Aqueduct Raceway casino deal is too much of a gamble for New York
Monday, October 20th 2008, 4:00 AM
New Yorkers have heard a lot of nice-sounding talk out of Albany about transforming down-at-the-heels Aqueduct Raceway into a glitzy resort.
In return for accepting 4,500 video slot machines at the Queens site, the pitch went, the city also would gain a hotel, concert venue, retail shops or other attractions on a grossly underutilized piece of real estate.
But the deal galloping toward the finish line in Albany looks too lopsided for comfort, heavy on Vegas-style gambling, with all its attendant problems, and light on everything else.

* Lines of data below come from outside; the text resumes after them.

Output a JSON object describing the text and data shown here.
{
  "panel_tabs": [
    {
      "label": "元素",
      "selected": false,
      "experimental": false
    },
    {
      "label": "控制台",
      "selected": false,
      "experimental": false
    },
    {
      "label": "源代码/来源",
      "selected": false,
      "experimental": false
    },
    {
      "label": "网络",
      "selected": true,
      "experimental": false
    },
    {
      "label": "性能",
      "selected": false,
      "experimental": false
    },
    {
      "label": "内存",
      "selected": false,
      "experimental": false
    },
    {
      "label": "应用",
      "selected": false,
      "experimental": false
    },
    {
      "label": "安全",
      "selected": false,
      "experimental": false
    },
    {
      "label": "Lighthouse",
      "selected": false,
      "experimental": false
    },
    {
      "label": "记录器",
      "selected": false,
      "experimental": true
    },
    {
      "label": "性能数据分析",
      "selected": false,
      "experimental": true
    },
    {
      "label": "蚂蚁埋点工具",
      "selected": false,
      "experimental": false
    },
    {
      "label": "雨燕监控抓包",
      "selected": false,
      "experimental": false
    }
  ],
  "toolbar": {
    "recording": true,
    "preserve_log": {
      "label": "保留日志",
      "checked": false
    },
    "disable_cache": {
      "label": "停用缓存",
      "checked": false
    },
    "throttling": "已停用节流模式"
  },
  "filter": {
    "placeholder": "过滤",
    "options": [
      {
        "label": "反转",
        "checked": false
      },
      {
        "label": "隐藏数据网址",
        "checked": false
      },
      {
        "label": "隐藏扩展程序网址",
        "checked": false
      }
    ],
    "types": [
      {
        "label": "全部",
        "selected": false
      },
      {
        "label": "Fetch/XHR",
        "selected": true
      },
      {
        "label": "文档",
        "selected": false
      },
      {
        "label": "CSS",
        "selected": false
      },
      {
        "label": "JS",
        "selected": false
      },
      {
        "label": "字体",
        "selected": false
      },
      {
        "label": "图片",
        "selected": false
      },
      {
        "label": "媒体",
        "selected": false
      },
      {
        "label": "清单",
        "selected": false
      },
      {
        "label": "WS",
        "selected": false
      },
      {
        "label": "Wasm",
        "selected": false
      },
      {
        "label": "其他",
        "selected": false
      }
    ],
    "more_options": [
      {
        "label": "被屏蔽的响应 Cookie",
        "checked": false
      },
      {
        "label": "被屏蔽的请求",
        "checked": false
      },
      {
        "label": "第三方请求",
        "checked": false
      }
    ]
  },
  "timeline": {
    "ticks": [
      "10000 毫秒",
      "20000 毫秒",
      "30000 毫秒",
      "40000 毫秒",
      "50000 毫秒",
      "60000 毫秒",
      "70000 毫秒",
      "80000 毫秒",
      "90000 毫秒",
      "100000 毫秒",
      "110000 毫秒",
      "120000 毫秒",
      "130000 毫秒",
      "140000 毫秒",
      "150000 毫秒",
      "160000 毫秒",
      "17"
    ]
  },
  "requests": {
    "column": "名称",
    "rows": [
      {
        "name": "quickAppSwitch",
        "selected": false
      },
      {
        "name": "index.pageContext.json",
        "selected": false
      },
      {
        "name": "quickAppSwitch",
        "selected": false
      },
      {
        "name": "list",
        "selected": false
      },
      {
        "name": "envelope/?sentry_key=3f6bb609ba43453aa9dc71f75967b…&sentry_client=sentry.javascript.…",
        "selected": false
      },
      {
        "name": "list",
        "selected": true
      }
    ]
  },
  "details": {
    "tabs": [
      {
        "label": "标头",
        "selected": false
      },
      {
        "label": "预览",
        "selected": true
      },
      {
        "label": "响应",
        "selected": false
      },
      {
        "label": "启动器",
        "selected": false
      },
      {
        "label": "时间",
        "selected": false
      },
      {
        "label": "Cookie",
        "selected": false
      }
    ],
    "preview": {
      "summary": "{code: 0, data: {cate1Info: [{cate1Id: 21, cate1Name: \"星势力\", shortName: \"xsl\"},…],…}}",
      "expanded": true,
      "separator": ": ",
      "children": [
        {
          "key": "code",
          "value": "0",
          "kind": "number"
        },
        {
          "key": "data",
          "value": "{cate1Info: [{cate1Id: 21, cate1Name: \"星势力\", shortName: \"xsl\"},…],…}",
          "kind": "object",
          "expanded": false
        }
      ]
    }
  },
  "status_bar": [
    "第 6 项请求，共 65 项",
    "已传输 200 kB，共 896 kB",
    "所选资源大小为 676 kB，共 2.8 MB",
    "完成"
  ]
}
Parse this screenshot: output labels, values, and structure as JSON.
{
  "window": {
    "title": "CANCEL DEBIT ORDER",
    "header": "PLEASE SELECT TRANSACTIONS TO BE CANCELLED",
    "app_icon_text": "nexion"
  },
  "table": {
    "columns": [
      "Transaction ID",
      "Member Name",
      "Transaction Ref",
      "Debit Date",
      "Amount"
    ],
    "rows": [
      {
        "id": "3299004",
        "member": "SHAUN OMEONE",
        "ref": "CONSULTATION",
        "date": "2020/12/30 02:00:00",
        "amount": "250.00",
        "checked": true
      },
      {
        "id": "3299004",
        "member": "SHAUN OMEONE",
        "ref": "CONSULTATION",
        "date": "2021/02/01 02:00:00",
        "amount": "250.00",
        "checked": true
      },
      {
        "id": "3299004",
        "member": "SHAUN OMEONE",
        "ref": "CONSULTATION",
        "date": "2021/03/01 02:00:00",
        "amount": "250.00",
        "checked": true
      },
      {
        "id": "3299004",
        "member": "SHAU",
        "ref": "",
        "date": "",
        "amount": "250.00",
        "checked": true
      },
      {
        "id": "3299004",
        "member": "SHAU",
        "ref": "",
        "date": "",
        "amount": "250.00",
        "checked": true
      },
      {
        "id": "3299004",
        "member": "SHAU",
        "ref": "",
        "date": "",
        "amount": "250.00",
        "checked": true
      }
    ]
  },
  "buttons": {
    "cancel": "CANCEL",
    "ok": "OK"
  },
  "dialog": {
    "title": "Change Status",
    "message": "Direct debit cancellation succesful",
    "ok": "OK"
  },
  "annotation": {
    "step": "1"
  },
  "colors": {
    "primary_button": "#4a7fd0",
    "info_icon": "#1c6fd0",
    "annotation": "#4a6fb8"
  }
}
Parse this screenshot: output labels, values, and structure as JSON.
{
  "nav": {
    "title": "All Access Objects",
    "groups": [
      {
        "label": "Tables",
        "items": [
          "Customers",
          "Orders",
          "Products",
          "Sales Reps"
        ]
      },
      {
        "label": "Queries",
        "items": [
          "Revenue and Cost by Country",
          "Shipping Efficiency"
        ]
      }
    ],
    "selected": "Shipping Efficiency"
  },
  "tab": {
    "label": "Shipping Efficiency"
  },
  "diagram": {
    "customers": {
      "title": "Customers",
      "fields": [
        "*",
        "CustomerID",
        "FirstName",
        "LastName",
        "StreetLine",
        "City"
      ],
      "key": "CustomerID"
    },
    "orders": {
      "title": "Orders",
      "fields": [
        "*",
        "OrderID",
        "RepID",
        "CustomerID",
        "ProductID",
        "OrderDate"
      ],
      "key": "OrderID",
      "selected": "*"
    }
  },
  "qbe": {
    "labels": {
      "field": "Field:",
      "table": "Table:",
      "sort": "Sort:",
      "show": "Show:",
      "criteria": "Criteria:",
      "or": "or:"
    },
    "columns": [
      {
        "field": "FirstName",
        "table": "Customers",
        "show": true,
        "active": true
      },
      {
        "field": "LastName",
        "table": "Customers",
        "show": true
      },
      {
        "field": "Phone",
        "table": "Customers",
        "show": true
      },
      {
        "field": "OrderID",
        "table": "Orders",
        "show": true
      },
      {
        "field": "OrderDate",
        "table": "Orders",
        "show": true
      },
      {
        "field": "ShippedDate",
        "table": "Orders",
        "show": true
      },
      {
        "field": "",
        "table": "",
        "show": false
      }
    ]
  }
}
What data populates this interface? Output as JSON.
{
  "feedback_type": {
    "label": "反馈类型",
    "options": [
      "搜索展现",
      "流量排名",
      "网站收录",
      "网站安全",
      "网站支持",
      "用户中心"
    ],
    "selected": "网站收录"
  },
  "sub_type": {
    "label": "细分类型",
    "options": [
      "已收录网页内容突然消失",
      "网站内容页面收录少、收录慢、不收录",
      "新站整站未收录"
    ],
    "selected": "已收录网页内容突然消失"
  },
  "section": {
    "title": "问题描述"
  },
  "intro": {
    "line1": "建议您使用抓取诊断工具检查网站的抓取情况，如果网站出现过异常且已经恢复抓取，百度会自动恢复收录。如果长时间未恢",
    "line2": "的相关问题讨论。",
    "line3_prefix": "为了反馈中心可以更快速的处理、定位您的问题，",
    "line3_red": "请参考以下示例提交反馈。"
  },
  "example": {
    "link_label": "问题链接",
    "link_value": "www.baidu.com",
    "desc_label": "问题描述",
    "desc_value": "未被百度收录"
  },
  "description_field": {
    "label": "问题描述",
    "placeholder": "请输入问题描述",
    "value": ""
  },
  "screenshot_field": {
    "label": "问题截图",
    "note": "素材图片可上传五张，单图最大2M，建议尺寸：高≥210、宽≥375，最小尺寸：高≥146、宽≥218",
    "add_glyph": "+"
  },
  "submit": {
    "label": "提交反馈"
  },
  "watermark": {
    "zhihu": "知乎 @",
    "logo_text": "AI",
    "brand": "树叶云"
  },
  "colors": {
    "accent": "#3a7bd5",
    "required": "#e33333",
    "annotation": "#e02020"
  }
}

The proposal preferred by Gov. Paterson and Assembly Speaker Sheldon Silver, from a firm called Delaware North, guarantees construction of only one thing: a racino full of one-armed bandits hooked into the state lottery, similar to those operating at Yonkers and other tracks.
It's also offering $370 million upfront to the state - $120 million more than the next highest bidder.
But as for the hotel and other goodies, they'd be postponed to a phase two. Exactly what would be built and when is left iffy, dependent on how much money the slots brought in.
And there are grounds for doubt about Delaware North's commitment to further development, given that it only recently recruited a real estate partner and didn't release sketches until last weekend - after getting the nod from Paterson and Silver.
The other bidders have fleshed out their visions for Aqueduct a bit more thoroughly. But how their proposals line up against Delaware North's remains a secret, known only to Capitol insiders operating in typical secrecy.
It may turn out Delaware North - a New York-based company that successfully operates three other racinos - is the best bet for Aqueduct. That $370 million certainly would help plug holes in the state budget.
But given the high stakes for Ozone Park and the rest of the city to have a subway-accessible casino, it was reasonable for Senate Majority Leader Dean Skelos to demand more details before giving his okay. This gamble with the future of a city neighborhood needs a full public airing before anyone signs on the dotted line.